▸ WORKING DATA:

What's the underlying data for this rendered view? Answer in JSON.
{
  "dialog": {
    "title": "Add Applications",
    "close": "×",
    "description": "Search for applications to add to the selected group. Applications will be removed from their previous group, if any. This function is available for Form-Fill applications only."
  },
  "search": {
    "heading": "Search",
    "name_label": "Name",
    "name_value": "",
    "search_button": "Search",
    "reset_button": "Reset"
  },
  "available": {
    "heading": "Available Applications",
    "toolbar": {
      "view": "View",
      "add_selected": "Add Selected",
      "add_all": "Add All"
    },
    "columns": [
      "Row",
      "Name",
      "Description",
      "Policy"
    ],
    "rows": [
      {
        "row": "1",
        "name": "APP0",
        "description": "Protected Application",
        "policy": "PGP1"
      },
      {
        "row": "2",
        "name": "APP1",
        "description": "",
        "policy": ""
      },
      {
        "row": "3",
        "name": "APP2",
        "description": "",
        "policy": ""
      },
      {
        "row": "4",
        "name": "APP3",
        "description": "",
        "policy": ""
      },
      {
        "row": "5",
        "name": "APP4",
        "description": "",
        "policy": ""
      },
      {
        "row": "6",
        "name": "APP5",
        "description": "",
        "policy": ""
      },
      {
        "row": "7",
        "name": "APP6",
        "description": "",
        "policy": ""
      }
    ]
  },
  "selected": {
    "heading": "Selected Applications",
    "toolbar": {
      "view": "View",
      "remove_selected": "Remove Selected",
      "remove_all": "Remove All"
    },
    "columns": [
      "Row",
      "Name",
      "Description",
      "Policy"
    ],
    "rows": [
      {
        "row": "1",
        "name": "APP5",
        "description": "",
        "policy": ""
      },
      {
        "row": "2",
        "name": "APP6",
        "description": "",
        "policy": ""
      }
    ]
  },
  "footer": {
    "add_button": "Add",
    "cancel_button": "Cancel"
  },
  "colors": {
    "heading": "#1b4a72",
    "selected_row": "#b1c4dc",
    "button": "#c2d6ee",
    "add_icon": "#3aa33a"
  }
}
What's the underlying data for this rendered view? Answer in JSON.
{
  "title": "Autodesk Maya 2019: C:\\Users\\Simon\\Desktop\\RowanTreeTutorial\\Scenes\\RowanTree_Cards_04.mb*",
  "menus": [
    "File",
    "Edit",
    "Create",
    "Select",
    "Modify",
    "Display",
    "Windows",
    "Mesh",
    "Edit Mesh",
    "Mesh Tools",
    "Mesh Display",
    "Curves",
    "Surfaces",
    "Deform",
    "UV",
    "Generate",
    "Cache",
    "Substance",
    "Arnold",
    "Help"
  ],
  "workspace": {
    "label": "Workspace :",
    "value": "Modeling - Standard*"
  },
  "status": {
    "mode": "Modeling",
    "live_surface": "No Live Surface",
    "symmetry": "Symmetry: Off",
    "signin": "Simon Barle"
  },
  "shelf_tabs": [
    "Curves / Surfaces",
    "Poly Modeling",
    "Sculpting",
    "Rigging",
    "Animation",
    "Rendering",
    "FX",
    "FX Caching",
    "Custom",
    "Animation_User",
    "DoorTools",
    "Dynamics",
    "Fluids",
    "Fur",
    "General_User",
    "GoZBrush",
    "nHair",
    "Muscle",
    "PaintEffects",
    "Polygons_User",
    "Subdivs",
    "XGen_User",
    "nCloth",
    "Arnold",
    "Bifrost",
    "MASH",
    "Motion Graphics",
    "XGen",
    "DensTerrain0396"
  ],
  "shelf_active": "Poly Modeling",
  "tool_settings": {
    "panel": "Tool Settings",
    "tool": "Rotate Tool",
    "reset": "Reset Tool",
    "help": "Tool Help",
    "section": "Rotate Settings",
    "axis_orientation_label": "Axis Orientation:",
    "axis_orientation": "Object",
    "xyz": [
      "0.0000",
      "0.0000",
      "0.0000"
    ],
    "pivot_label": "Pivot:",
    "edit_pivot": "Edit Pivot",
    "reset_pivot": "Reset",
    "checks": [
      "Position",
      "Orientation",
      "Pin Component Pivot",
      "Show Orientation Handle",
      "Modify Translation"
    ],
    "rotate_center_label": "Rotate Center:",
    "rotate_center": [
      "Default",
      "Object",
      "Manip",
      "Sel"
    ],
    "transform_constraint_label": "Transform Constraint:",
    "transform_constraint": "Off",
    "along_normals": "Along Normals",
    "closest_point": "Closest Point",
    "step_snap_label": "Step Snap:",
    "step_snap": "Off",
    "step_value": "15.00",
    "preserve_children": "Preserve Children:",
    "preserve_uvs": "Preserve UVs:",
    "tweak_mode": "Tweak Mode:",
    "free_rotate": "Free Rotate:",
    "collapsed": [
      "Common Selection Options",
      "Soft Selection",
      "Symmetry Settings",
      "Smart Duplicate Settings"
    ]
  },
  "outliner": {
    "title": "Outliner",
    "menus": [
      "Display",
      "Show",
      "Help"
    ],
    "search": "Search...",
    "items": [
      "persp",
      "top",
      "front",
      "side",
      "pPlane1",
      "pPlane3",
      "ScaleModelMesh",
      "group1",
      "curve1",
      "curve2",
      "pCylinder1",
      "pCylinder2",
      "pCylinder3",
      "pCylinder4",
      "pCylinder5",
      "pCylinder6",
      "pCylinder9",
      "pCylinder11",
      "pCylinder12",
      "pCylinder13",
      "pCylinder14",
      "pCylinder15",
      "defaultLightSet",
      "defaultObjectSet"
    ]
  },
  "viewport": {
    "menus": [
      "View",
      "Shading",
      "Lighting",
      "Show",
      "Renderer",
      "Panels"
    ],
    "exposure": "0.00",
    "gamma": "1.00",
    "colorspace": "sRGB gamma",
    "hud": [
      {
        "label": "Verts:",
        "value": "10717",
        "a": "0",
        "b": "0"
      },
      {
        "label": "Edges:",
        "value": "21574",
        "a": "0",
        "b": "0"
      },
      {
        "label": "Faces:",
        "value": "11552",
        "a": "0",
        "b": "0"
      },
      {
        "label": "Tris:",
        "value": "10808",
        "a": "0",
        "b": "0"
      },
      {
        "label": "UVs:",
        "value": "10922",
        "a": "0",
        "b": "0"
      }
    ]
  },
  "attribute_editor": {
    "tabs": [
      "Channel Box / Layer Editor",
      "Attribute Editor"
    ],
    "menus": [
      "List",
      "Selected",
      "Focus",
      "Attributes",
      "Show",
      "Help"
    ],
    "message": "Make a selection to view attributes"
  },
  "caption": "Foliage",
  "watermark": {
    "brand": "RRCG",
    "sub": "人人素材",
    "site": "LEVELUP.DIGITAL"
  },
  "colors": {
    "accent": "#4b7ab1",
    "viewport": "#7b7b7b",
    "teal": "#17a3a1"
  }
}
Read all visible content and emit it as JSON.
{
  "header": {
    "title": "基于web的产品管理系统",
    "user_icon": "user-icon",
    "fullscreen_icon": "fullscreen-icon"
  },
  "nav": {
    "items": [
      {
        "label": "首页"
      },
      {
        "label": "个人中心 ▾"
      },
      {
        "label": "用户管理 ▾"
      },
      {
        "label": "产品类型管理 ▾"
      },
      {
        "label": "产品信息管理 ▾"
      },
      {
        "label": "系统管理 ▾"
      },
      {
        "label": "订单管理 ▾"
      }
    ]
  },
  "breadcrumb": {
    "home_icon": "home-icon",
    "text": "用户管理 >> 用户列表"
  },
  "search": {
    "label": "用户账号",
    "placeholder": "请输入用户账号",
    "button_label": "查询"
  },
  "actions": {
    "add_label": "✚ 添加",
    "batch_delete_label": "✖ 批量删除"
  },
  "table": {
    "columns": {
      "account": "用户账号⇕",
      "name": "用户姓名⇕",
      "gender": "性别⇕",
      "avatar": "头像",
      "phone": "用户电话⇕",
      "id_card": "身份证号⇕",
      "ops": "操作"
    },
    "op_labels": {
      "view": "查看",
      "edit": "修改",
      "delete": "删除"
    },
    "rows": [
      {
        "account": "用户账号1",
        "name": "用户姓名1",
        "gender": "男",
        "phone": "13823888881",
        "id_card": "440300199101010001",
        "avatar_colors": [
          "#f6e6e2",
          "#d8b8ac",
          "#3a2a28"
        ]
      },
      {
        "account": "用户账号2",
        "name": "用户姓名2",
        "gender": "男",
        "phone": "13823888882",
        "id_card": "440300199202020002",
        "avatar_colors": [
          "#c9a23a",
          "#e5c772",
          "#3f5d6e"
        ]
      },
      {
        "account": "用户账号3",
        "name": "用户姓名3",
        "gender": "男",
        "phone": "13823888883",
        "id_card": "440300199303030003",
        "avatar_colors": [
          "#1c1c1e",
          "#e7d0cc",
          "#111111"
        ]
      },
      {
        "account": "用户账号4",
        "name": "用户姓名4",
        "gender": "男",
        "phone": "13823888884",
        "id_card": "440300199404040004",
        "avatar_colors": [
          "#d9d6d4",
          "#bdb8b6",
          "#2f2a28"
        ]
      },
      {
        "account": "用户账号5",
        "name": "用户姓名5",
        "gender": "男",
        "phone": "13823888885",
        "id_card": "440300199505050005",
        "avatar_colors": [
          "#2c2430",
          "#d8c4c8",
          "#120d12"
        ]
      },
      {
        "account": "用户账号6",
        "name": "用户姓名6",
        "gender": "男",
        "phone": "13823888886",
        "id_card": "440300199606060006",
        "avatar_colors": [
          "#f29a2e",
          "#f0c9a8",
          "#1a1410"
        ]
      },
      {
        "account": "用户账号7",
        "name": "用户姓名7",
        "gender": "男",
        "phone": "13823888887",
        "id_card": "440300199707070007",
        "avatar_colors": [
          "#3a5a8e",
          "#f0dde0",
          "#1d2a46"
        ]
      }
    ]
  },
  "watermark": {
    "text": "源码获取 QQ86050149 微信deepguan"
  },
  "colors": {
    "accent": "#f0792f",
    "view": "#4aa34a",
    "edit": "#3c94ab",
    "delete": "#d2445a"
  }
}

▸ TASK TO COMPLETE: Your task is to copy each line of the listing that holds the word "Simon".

▸ RESULT OF THIS EXERCISE:
  "title": "Autodesk Maya 2019: C:\\Users\\Simon\\Desktop\\RowanTreeTutorial\\Scenes\\RowanTree_Cards_04.mb*",
    "signin": "Simon Barle"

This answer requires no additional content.